Images circulating on Reddit and College Confidential message boards show the admissions emails appear to come from official college addresses. The emails promise recipients access to their admissions file for a ransom of one bitcoin — more than $3,800. Other applicants on Reddit claimed a subsequent email lowered the price to $60 for a more limited amount of information.

Grinnell addressed the hacking Thursday on Twitter.

“This morning Grinnell learned from some prospective students that they received an email from an individual claiming to have gained unauthorized access to a database containing personally identifiable information who would sell them access to their full admission file,” the statement read. “If you receive(d) such a message, you are strongly advised not to respond. We have contacted appropriate authorities, including the Federal Bureau of Investigation, and will send out notification as soon as possible.”

Grinnell spokeswoman Debra Lukehart said the school is continuing its investigation. The college has not found evidence of prospective students’ financial information being compromised, she added.

Hamilton College learned Monday someone gained unauthorized access to its admissions system, said Vige Barrie, a college spokeswoman. Some applicants received an email offering to provide application information for payment. Barrie said the hackers may have obtained some information from student applications, but there has been no evidence applicants’ Social Security numbers or credit card information was compromised.

Hamilton College “promptly began an investigation, engaged cybersecurity professionals to assist, and took additional steps to prevent further unauthorized access to applicant records,” Barrie said. She said the college has contacted the FBI and will continue to contact those affected by the incident.

Oberlin applicants received an email Thursday from Manuel Carballo, vice president and dean of admissions and financial aid at Oberlin, acknowledging the hack. In the statement, Carballo said the incident affected a “limited number of prospective students and applicants” and students who enrolled at Oberlin during or after the 2014 fall semester.
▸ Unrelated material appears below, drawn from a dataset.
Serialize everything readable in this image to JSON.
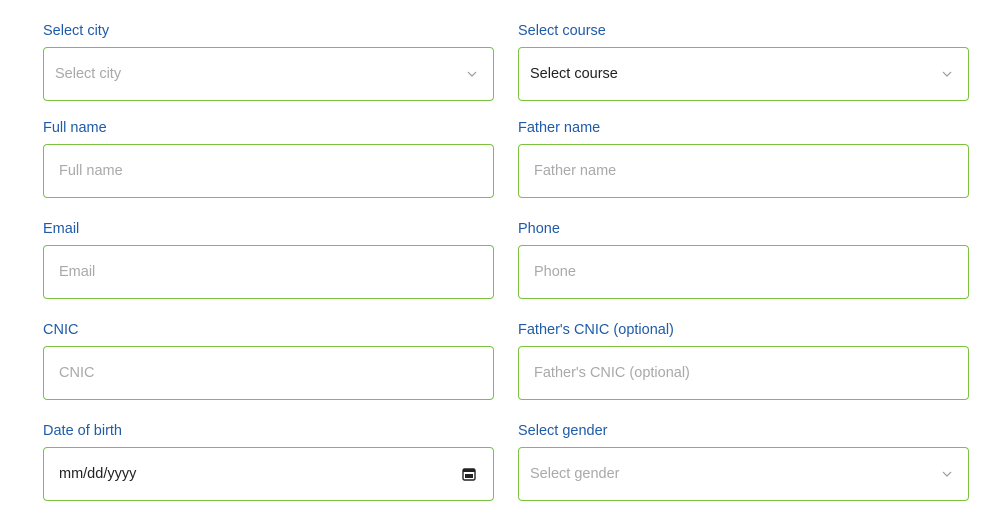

Oberlin spokesman Scott Wargo said the college has not received reports of prospective or current students receiving emails from the hacker.

Victims may have had their name, address, birthday, email and other admissions data compromised, according to the email. Carballo said Social Security numbers for students completing the new student registration process at Oberlin between fall 2014 and fall 2018 were potentially exposed.

“We deeply regret that this situation has occurred and are aware of how important your personal information is to you,” Carballo wrote in the statement. “On behalf of Oberlin College, please accept my sincere apology for any difficulties this incident may cause you.” He said the school is working with federal authorities to investigate the incident and suggested applicants place a fraud alert on their credit reports.

Parents and prospective students from the three colleges congregated on Reddit and College Confidential message boards to vent their concerns about the compromised security of personal information.

Some tried to find humor in the situation. “I hope they don’t leak my essays, because they’re horrendous,” one Reddit user wrote.